**EXERCISE DETAILS**. Please give the entries again in full and exactly, without any picture.

*** Opening EXERCISE INPUTS ***

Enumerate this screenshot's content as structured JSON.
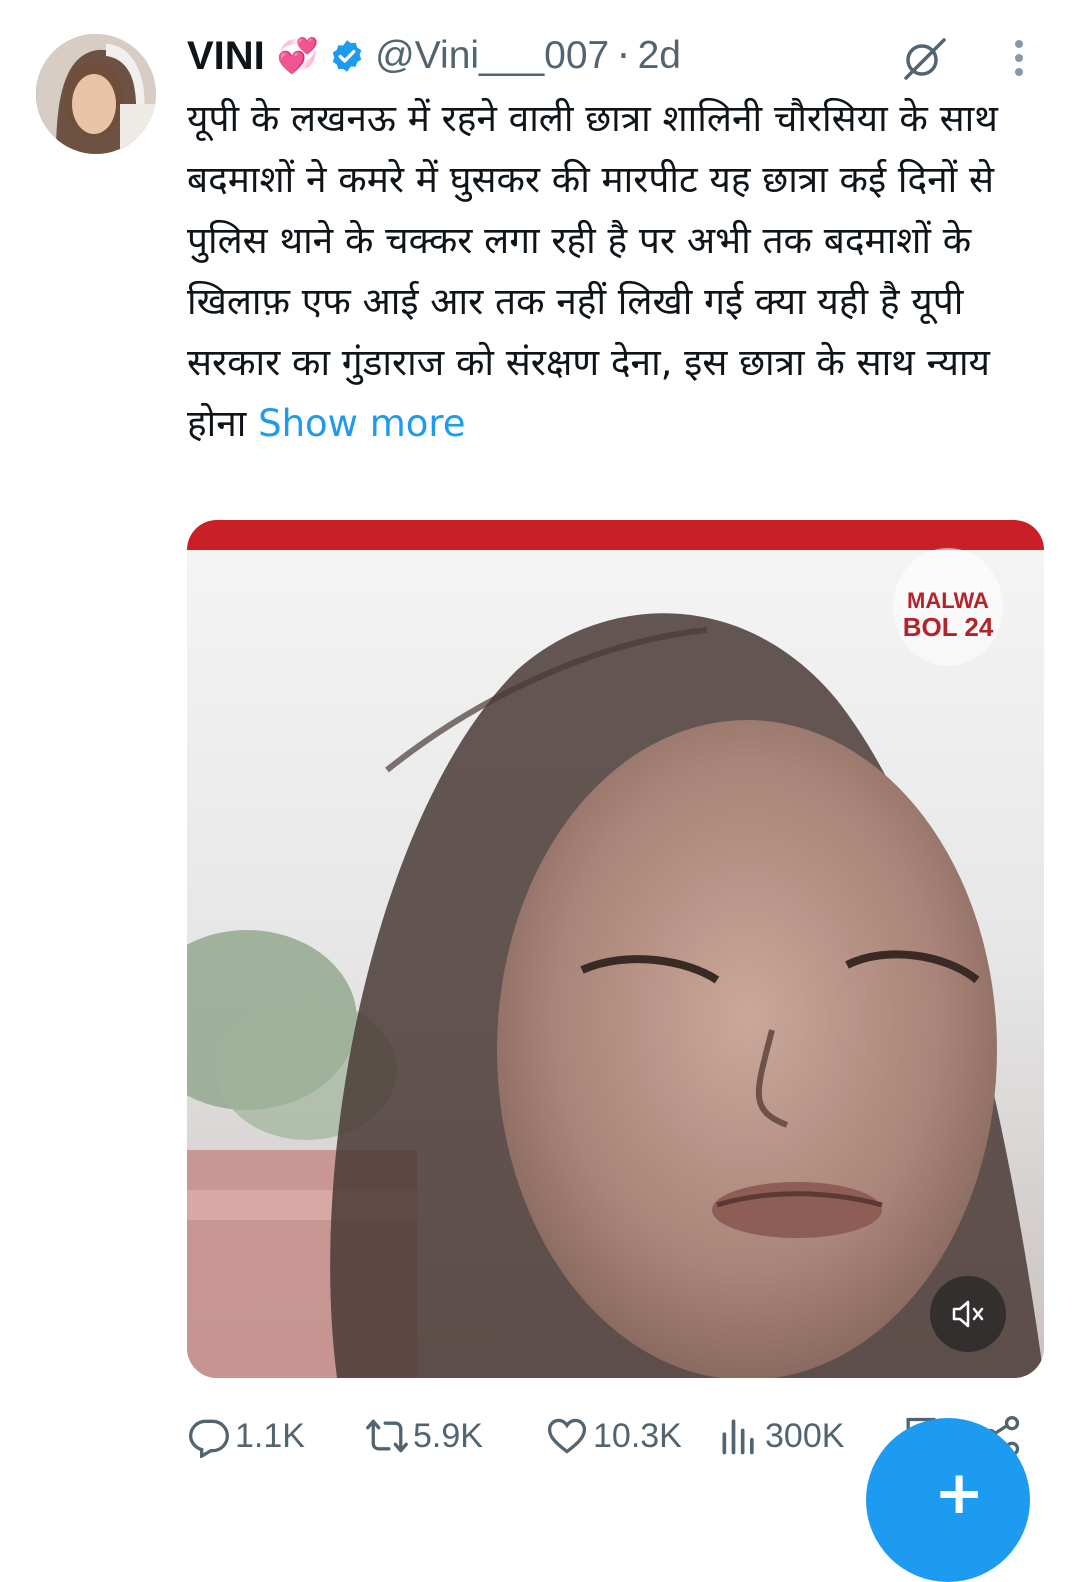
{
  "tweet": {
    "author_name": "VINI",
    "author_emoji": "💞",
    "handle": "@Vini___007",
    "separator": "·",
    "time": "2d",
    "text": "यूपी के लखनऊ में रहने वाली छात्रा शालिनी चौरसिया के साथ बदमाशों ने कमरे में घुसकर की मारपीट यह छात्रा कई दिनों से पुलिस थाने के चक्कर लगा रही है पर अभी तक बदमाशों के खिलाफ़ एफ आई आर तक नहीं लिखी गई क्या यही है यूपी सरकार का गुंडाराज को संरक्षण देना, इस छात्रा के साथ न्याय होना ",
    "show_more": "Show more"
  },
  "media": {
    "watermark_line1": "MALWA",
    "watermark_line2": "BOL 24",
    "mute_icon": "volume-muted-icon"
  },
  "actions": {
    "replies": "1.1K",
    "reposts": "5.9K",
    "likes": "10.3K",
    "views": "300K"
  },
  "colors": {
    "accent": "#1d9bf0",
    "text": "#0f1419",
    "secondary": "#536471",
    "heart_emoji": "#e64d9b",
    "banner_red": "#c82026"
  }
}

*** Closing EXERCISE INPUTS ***

**ANSWER TO THE PROBLEM**.
Enumerate this screenshot's content as structured JSON.
{
  "tweet": {
    "author_name": "VINI",
    "author_emoji": "💞",
    "handle": "@Vini___007",
    "separator": "·",
    "time": "2d",
    "text": "यूपी के लखनऊ में रहने वाली छात्रा शालिनी चौरसिया के साथ बदमाशों ने कमरे में घुसकर की मारपीट यह छात्रा कई दिनों से पुलिस थाने के चक्कर लगा रही है पर अभी तक बदमाशों के खिलाफ़ एफ आई आर तक नहीं लिखी गई क्या यही है यूपी सरकार का गुंडाराज को संरक्षण देना, इस छात्रा के साथ न्याय होना ",
    "show_more": "Show more"
  },
  "media": {
    "watermark_line1": "MALWA",
    "watermark_line2": "BOL 24",
    "mute_icon": "volume-muted-icon"
  },
  "actions": {
    "replies": "1.1K",
    "reposts": "5.9K",
    "likes": "10.3K",
    "views": "300K"
  },
  "colors": {
    "accent": "#1d9bf0",
    "text": "#0f1419",
    "secondary": "#536471",
    "heart_emoji": "#e64d9b",
    "banner_red": "#c82026"
  }
}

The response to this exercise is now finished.